(Source records)
Segment Open

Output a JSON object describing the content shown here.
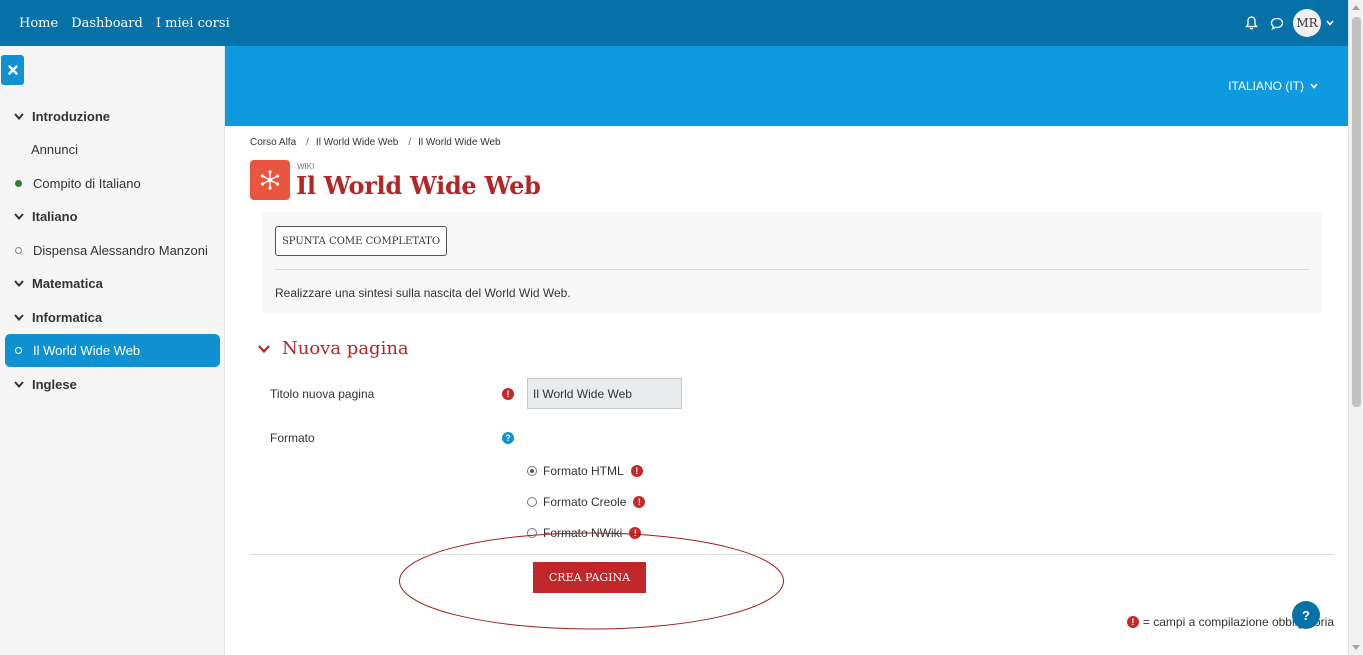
{
  "navbar": {
    "links": [
      "Home",
      "Dashboard",
      "I miei corsi"
    ],
    "user_initials": "MR",
    "bell_icon": "bell-icon",
    "chat_icon": "chat-icon"
  },
  "sidebar": {
    "close_icon": "close-icon",
    "items": [
      {
        "label": "Introduzione",
        "type": "section"
      },
      {
        "label": "Annunci",
        "type": "plain"
      },
      {
        "label": "Compito di Italiano",
        "type": "completed"
      },
      {
        "label": "Italiano",
        "type": "section"
      },
      {
        "label": "Dispensa Alessandro Manzoni",
        "type": "incomplete"
      },
      {
        "label": "Matematica",
        "type": "section"
      },
      {
        "label": "Informatica",
        "type": "section"
      },
      {
        "label": "Il World Wide Web",
        "type": "active"
      },
      {
        "label": "Inglese",
        "type": "section"
      }
    ]
  },
  "header": {
    "language": "ITALIANO (IT)"
  },
  "breadcrumb": [
    "Corso Alfa",
    "Il World Wide Web",
    "Il World Wide Web"
  ],
  "activity": {
    "module_label": "WIKI",
    "title": "Il World Wide Web",
    "icon": "wiki-icon"
  },
  "completion": {
    "button_label": "SPUNTA COME COMPLETATO",
    "description": "Realizzare una sintesi sulla nascita del World Wid Web."
  },
  "form": {
    "section_title": "Nuova pagina",
    "title_label": "Titolo nuova pagina",
    "title_value": "Il World Wide Web",
    "format_label": "Formato",
    "format_options": [
      {
        "label": "Formato HTML",
        "selected": true
      },
      {
        "label": "Formato Creole",
        "selected": false
      },
      {
        "label": "Formato NWiki",
        "selected": false
      }
    ],
    "submit_label": "CREA PAGINA",
    "required_note": "= campi a compilazione obbligatoria"
  },
  "colors": {
    "navbar": "#0672a7",
    "band": "#0f9adf",
    "accent_red": "#b32625",
    "active_item": "#0f91d2"
  },
  "help_fab_label": "?"
}
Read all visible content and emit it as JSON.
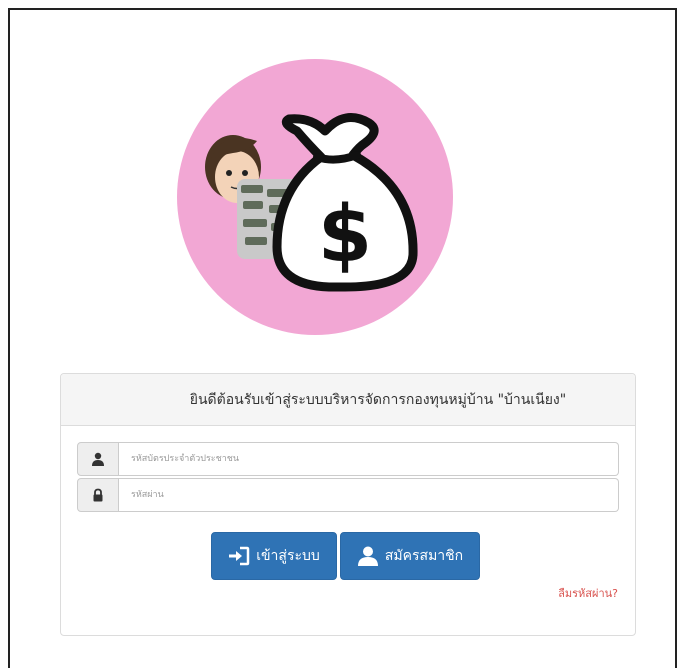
{
  "panel": {
    "title": "ยินดีต้อนรับเข้าสู่ระบบบริหารจัดการกองทุนหมู่บ้าน \"บ้านเนียง\""
  },
  "form": {
    "username_placeholder": "รหัสบัตรประจำตัวประชาชน",
    "password_placeholder": "รหัสผ่าน",
    "login_label": "เข้าสู่ระบบ",
    "register_label": "สมัครสมาชิก",
    "forgot_label": "ลืมรหัสผ่าน?"
  },
  "icons": {
    "logo": "money-bag-logo",
    "user": "user-icon",
    "lock": "lock-icon",
    "login": "sign-in-icon",
    "register": "user-icon"
  },
  "colors": {
    "logo_circle": "#f2a7d4",
    "primary_button": "#2f73b5",
    "forgot_link": "#d9534f"
  }
}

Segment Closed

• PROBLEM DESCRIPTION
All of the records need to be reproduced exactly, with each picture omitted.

• ANSWER TO THIS PROBLEM
Output a JSON object describing the content shown here.
{
  "navbar": {
    "links": [
      "Home",
      "Dashboard",
      "I miei corsi"
    ],
    "user_initials": "MR",
    "bell_icon": "bell-icon",
    "chat_icon": "chat-icon"
  },
  "sidebar": {
    "close_icon": "close-icon",
    "items": [
      {
        "label": "Introduzione",
        "type": "section"
      },
      {
        "label": "Annunci",
        "type": "plain"
      },
      {
        "label": "Compito di Italiano",
        "type": "completed"
      },
      {
        "label": "Italiano",
        "type": "section"
      },
      {
        "label": "Dispensa Alessandro Manzoni",
        "type": "incomplete"
      },
      {
        "label": "Matematica",
        "type": "section"
      },
      {
        "label": "Informatica",
        "type": "section"
      },
      {
        "label": "Il World Wide Web",
        "type": "active"
      },
      {
        "label": "Inglese",
        "type": "section"
      }
    ]
  },
  "header": {
    "language": "ITALIANO (IT)"
  },
  "breadcrumb": [
    "Corso Alfa",
    "Il World Wide Web",
    "Il World Wide Web"
  ],
  "activity": {
    "module_label": "WIKI",
    "title": "Il World Wide Web",
    "icon": "wiki-icon"
  },
  "completion": {
    "button_label": "SPUNTA COME COMPLETATO",
    "description": "Realizzare una sintesi sulla nascita del World Wid Web."
  },
  "form": {
    "section_title": "Nuova pagina",
    "title_label": "Titolo nuova pagina",
    "title_value": "Il World Wide Web",
    "format_label": "Formato",
    "format_options": [
      {
        "label": "Formato HTML",
        "selected": true
      },
      {
        "label": "Formato Creole",
        "selected": false
      },
      {
        "label": "Formato NWiki",
        "selected": false
      }
    ],
    "submit_label": "CREA PAGINA",
    "required_note": "= campi a compilazione obbligatoria"
  },
  "colors": {
    "navbar": "#0672a7",
    "band": "#0f9adf",
    "accent_red": "#b32625",
    "active_item": "#0f91d2"
  },
  "help_fab_label": "?"
}
Read all visible content and emit it as JSON.
{
  "panel": {
    "title": "ยินดีต้อนรับเข้าสู่ระบบบริหารจัดการกองทุนหมู่บ้าน \"บ้านเนียง\""
  },
  "form": {
    "username_placeholder": "รหัสบัตรประจำตัวประชาชน",
    "password_placeholder": "รหัสผ่าน",
    "login_label": "เข้าสู่ระบบ",
    "register_label": "สมัครสมาชิก",
    "forgot_label": "ลืมรหัสผ่าน?"
  },
  "icons": {
    "logo": "money-bag-logo",
    "user": "user-icon",
    "lock": "lock-icon",
    "login": "sign-in-icon",
    "register": "user-icon"
  },
  "colors": {
    "logo_circle": "#f2a7d4",
    "primary_button": "#2f73b5",
    "forgot_link": "#d9534f"
  }
}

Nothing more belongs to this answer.